Health & Fitness

Childhood exposure to guns creating an epidemic of violence

Alan M. Delamater, Ph.D., is director of clinical psychology at the Mailman Center for Child Development at UHealth, the University of Miami Health System.
Alan M. Delamater, Ph.D., is director of clinical psychology at the Mailman Center for Child Development at UHealth, the University of Miami Health System. Photo provided to the Miami Herald

We are all saddened by and tired of gun violence affecting children. Each day, eight children in the U.S. die by firearms — either by homicide, suicide or accident — amounting to about 3,000 children killed each year. Getting killed by guns is the second-leading cause of death in children and adolescents in the U.S., followed by motor vehicle accidents. As parents, how can we change this alarming trend?

Exposure to guns and violence is not good for optimal child development, nor is it good for public health. Research shows that repeated and excessive exposure to aggression and gun violence through movies, TV and video games increases the probability of children behaving aggressively toward others later.

Children witness acts of gun violence, including murders, thousands of times during their development, possibly making them numb or desensitized to killing. For example, in popular video games children can act virtually as perpetrators of gun violence. They may come to accept violence as a way to resolve conflict, imitating what they see in media and identifying with violent characters.

Kids also may become traumatized by witnessing gun violence in their communities, an all-too-common experience in South Florida where young children are often caught in the crossfire of adolescents solving petty disputes with assault rifles.

When children have access to real guns, the results are often tragic. The combination of normal childhood characteristics, such as curiosity, high activity levels, impulsiveness, playfulness and immaturity, when mixed with guns, significantly increases the risk of injury and death.

From a public health perspective, children should be restricted from guns unless they are in highly supervised settings with adults, such as a target practice at summer camp or part of a competitive team. Increased efforts should be made to limit kids’ access to guns. High-powered semi-automatic guns should not be allowed for use by children under any circumstance.

In December 2014, a new attraction opened outside Orlando, offering children as young as 13, with parental permission, the opportunity to handle machine guns and become comfortable with and skilled at using them. Both target practice and virtual reality simulators provide real-life scenarios like those used to train military or special police tactical squads.

The use of virtual reality simulators is especially troubling, as kids experience realistic and lifelike scenarios in which they are rewarded for making kills.
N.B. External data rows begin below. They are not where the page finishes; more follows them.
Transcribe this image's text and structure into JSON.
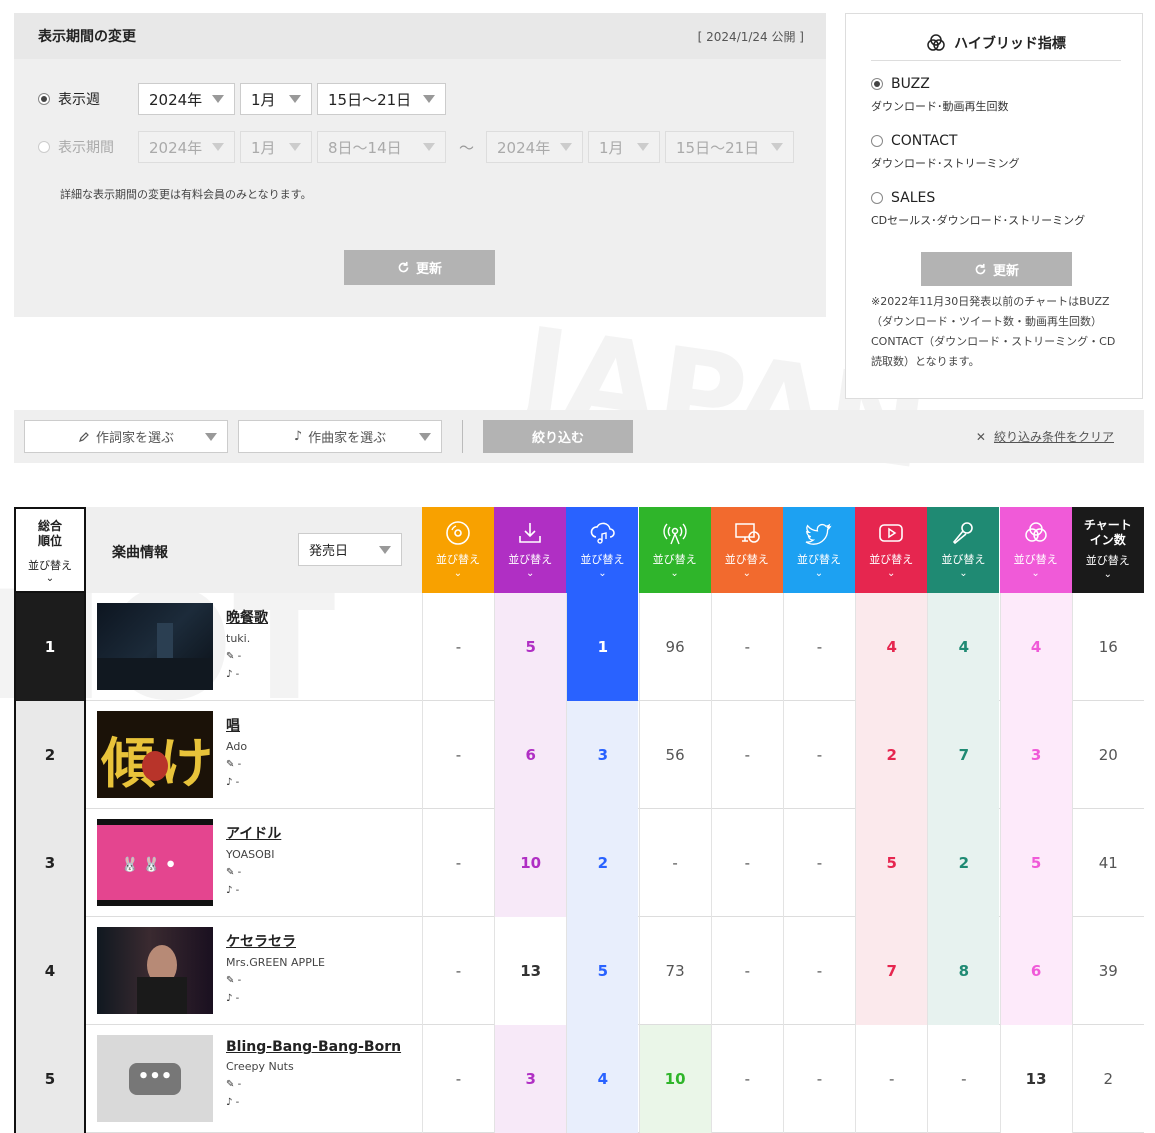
{
  "period": {
    "title": "表示期間の変更",
    "published": "[ 2024/1/24 公開 ]",
    "week_label": "表示週",
    "range_label": "表示期間",
    "week": {
      "year": "2024年",
      "month": "1月",
      "days": "15日〜21日"
    },
    "range_from": {
      "year": "2024年",
      "month": "1月",
      "days": "8日〜14日"
    },
    "range_sep": "〜",
    "range_to": {
      "year": "2024年",
      "month": "1月",
      "days": "15日〜21日"
    },
    "note": "詳細な表示期間の変更は有料会員のみとなります。",
    "update_label": "更新"
  },
  "hybrid": {
    "title": "ハイブリッド指標",
    "options": [
      {
        "name": "BUZZ",
        "desc": "ダウンロード･動画再生回数",
        "selected": true
      },
      {
        "name": "CONTACT",
        "desc": "ダウンロード･ストリーミング",
        "selected": false
      },
      {
        "name": "SALES",
        "desc": "CDセールス･ダウンロード･ストリーミング",
        "selected": false
      }
    ],
    "update_label": "更新",
    "note": "※2022年11月30日発表以前のチャートはBUZZ（ダウンロード・ツイート数・動画再生回数）CONTACT（ダウンロード・ストリーミング・CD読取数）となります。"
  },
  "filter": {
    "lyricist_label": "作詞家を選ぶ",
    "composer_label": "作曲家を選ぶ",
    "apply_label": "絞り込む",
    "clear_label": "絞り込み条件をクリア"
  },
  "table": {
    "rank_header": "総合\n順位",
    "sort_label": "並び替え",
    "info_header": "楽曲情報",
    "release_sort": "発売日",
    "last_header": "チャート\nイン数",
    "metrics": [
      {
        "icon": "cd-icon",
        "color": "#f8a100"
      },
      {
        "icon": "download-icon",
        "color": "#b02fc4"
      },
      {
        "icon": "streaming-icon",
        "color": "#2962ff"
      },
      {
        "icon": "radio-icon",
        "color": "#2fb52a"
      },
      {
        "icon": "pc-icon",
        "color": "#f26a2e"
      },
      {
        "icon": "twitter-icon",
        "color": "#1da1f2"
      },
      {
        "icon": "youtube-icon",
        "color": "#e6264f"
      },
      {
        "icon": "karaoke-icon",
        "color": "#1f8a73"
      },
      {
        "icon": "hybrid-icon",
        "color": "#f05ad8"
      },
      {
        "icon": "none",
        "color": "#1a1a1a"
      }
    ],
    "rows": [
      {
        "rank": "1",
        "title": "晩餐歌",
        "artist": "tuki.",
        "lyricist": "-",
        "composer": "-",
        "values": [
          "-",
          "5",
          "1",
          "96",
          "-",
          "-",
          "4",
          "4",
          "4",
          "16"
        ]
      },
      {
        "rank": "2",
        "title": "唱",
        "artist": "Ado",
        "lyricist": "-",
        "composer": "-",
        "values": [
          "-",
          "6",
          "3",
          "56",
          "-",
          "-",
          "2",
          "7",
          "3",
          "20"
        ]
      },
      {
        "rank": "3",
        "title": "アイドル",
        "artist": "YOASOBI",
        "lyricist": "-",
        "composer": "-",
        "values": [
          "-",
          "10",
          "2",
          "-",
          "-",
          "-",
          "5",
          "2",
          "5",
          "41"
        ]
      },
      {
        "rank": "4",
        "title": "ケセラセラ",
        "artist": "Mrs.GREEN APPLE",
        "lyricist": "-",
        "composer": "-",
        "values": [
          "-",
          "13",
          "5",
          "73",
          "-",
          "-",
          "7",
          "8",
          "6",
          "39"
        ]
      },
      {
        "rank": "5",
        "title": "Bling-Bang-Bang-Born",
        "artist": "Creepy Nuts",
        "lyricist": "-",
        "composer": "-",
        "values": [
          "-",
          "3",
          "4",
          "10",
          "-",
          "-",
          "-",
          "-",
          "13",
          "2"
        ]
      }
    ]
  }
}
While this is just a game, children get used to taking out the bad guys and feeling powerful, fueling their own fantasies of power and control. Learning through such virtual conditions can be very powerful, but as far as a child’s nervous system is concerned, it’s basically the same as true reality. Such simulators were developed for training soldiers and police, not kids whose brains are not mature enough to distinguish fake from real.

Parents should be asking how to optimize their child’s development. Do you want to help them be successful soldiers, effective killers? Or do you want to help them gain academic skills, become socialized, learn to follow rules, have fun and make and keep friends?

A 13-year-old is just beginning to understand who they are. They are making sense of biological changes as they mature, learning to function more autonomously from their parents, identifying with their peer group, making meaningful relationships and developing special skills and abilities through sports, music, dance, reading and other activities.

Children are also slowly developing self-regulatory skills. Good executive functioning is an important predictor of success, but for many teens, self-regulation develops late because the brains of adolescents continue to mature into early adulthood. If a child has not matured to a point where good judgment and inhibitory ability are a part of their skill set, the availability of guns could lead to tragic consequences, because they will not have the ability to curb a negative, and possibly violent, reaction.

To get good at anything requires practice. Rather than teach violence as a means to solve problems, parents should focus their children on cultivating restraint, good judgment, kindness, generosity and respect toward others. Limiting exposure to virtual displays of gun violence through TV, movies and video games is a good policy for effective parenting. Providing children access to combat simulators and actual shooting of machine guns is not. And guns at home is a recipe for disaster. Instead, surround your child with positive influences that will enhance their development.

The more we teach our children that creative problem-solving and kindness, rather than violence, is the answer, the better our society will become as a whole.

Alan M. Delamater, Ph.D., is director of clinical psychology at the Mailman Center for Child Development at UHealth – the University of Miami Health System. For more information, visit